Last month we were pleased to introduce a powerful, new technological service designed to model a number of interactive conditions and circumstances within a forest over time (up to 30 years), helping forest managers optimize sound management decisions and maximize financial returns. This service, called ForestSim™, has been developed on a complex Monte Carlo simulation software product that provides the user with the ability to easily change a variety of financial parameters and management conditions and quickly see the resulting effects on the development of the forest and the bottom line of their investment.
As previously mentioned, ForestSim™ is driven by forest stand tables which provide the number of trees by species and diameter class. From this information, basal area calculations and the corresponding stand stocking densities are processed providing the underlying growth modelling system (USFS TWIGS) with the necessary information to project growth and mortality over a period of thirty (30) years.
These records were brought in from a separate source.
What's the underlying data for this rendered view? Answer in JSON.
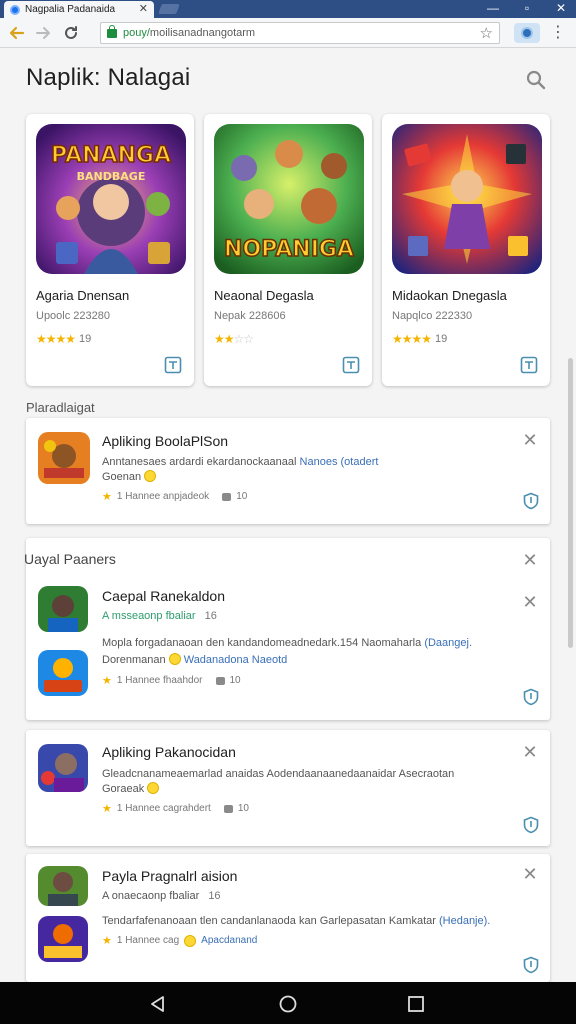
{
  "browser": {
    "tab_title": "Nagpalia Padanaida",
    "url_scheme": "pouy/",
    "url_rest": "moilisanadnangotarm",
    "accent": "#2d4f86"
  },
  "page": {
    "title": "Naplik: Nalagai",
    "featured": [
      {
        "name": "Agaria Dnensan",
        "developer": "Upoolc 223280",
        "stars": 4,
        "rating_count": "19",
        "art_text": "PANANGA",
        "art_sub": "BANDBAGE"
      },
      {
        "name": "Neaonal Degasla",
        "developer": "Nepak 228606",
        "stars": 2,
        "rating_count": "",
        "art_text": "NOPANIGA",
        "art_sub": ""
      },
      {
        "name": "Midaokan Dnegasla",
        "developer": "Napqlco 222330",
        "stars": 4,
        "rating_count": "19",
        "art_text": "",
        "art_sub": ""
      }
    ],
    "section_label": "Plaradlaigat",
    "list1": {
      "title": "Apliking BoolaPlSon",
      "desc_text": "Anntanesaes ardardi ekardanockaanaal",
      "desc_link": "Nanoes (otadert",
      "desc_line2": "Goenan",
      "meta_rating": "1 Hannee anpjadeok",
      "meta_count": "10"
    },
    "group": {
      "header": "Uayal Paaners",
      "item1_title": "Caepal Ranekaldon",
      "item1_sub": "A msseaonp fbaliar",
      "item1_sub_badge": "16",
      "desc_text": "Mopla forgadanaoan den kandandomeadnedark.154 Naomaharla",
      "desc_link": "(Daangej.",
      "desc_line2": "Dorenmanan",
      "desc_line2_link": "Wadanadona Naeotd",
      "meta_rating": "1 Hannee fhaahdor",
      "meta_count": "10"
    },
    "list2": {
      "title": "Apliking Pakanocidan",
      "desc_text": "Gleadcnanameaemarlad anaidas Aodendaanaanedaanaidar Asecraotan",
      "desc_line2": "Goraeak",
      "meta_rating": "1 Hannee cagrahdert",
      "meta_count": "10"
    },
    "list3": {
      "title": "Payla Pragnalrl aision",
      "sub": "A onaecaonp fbaliar",
      "sub_badge": "16",
      "desc_text": "Tendarfafenanoaan tlen candanlanaoda kan Garlepasatan Kamkatar",
      "desc_link": "(Hedanje).",
      "meta_rating": "1 Hannee cag",
      "meta_link": "Apacdanand"
    }
  }
}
Species composition and stand density are just a few of the variables that drive the growth projections. A variety of financial inputs can be made as well (stumpage values by species and diameter class, estimated stumpage value appreciation, investment discount rate, etc.) and integrated into the simulation model that provides either probabilistic results (multiple outcomes because the inputs have a user-defined degree of variability), or deterministic (results are single values) for a variety of circumstances selected by the user.
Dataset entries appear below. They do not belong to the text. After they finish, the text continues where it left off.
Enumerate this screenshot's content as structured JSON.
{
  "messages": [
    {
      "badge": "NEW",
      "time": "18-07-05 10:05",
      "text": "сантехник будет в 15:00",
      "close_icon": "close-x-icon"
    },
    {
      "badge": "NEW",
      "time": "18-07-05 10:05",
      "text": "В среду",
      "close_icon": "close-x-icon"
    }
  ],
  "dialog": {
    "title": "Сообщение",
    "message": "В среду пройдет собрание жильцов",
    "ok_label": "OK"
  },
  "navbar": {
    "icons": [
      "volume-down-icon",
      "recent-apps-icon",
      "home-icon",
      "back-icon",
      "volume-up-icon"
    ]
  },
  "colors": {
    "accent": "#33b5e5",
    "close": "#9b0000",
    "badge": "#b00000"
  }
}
The ability of this system to quickly assess Net Present Value estimates of every forest stand on any property was demonstrated in the last article, and the results were presented in both tabular and spatial formats. The example given included an analysis of approximately 600 individual forest “stands” containing over 350 million board feet of sawtimber existing on about 34,000+ acres. For purposes of simplifying the outcomes, a run was chosen that didn’t include any harvesting activity, and the results were reported within five “Year of Peak NPV” timeframe categories. We also demonstrated the powerful spatial reporting component by showing a Peak Net Present Value analysis on a smaller tract where the different NPV results were color-coded, providing a very effective field map for forest managers (see FORECON’s ForestSim™ Services article in June issue ).
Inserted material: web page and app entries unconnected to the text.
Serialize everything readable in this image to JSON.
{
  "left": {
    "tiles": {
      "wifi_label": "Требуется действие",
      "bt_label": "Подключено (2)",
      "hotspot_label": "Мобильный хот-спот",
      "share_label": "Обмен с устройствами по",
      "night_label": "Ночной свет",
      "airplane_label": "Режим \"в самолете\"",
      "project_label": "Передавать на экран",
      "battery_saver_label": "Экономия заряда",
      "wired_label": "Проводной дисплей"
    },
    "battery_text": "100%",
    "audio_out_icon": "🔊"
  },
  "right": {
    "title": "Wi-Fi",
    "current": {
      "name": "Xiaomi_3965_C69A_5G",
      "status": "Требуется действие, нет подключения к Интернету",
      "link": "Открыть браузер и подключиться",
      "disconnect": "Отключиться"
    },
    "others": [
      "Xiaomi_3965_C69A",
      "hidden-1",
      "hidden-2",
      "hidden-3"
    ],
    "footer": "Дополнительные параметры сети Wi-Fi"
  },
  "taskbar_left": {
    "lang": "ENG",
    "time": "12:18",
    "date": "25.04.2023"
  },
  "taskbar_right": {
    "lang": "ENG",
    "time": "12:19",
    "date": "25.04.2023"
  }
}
In this issue, we want to demonstrate the ability of ForestSim™ to predict a stand’s net present value over time involving uncertainties generated by Monte Carlo simulation. Monte Carlo simulation is a mathematical procedure that accounts for inherent risk in quantitative analysis and decision making. In general, it provides the user with a range of possible outcomes within identified probability parameters for the selected inputs/assumptions that drive the model. This simulation process provides a band of outcome possibilities that contains the mean of the results, along with the extreme outcomes due to natural randomness as well.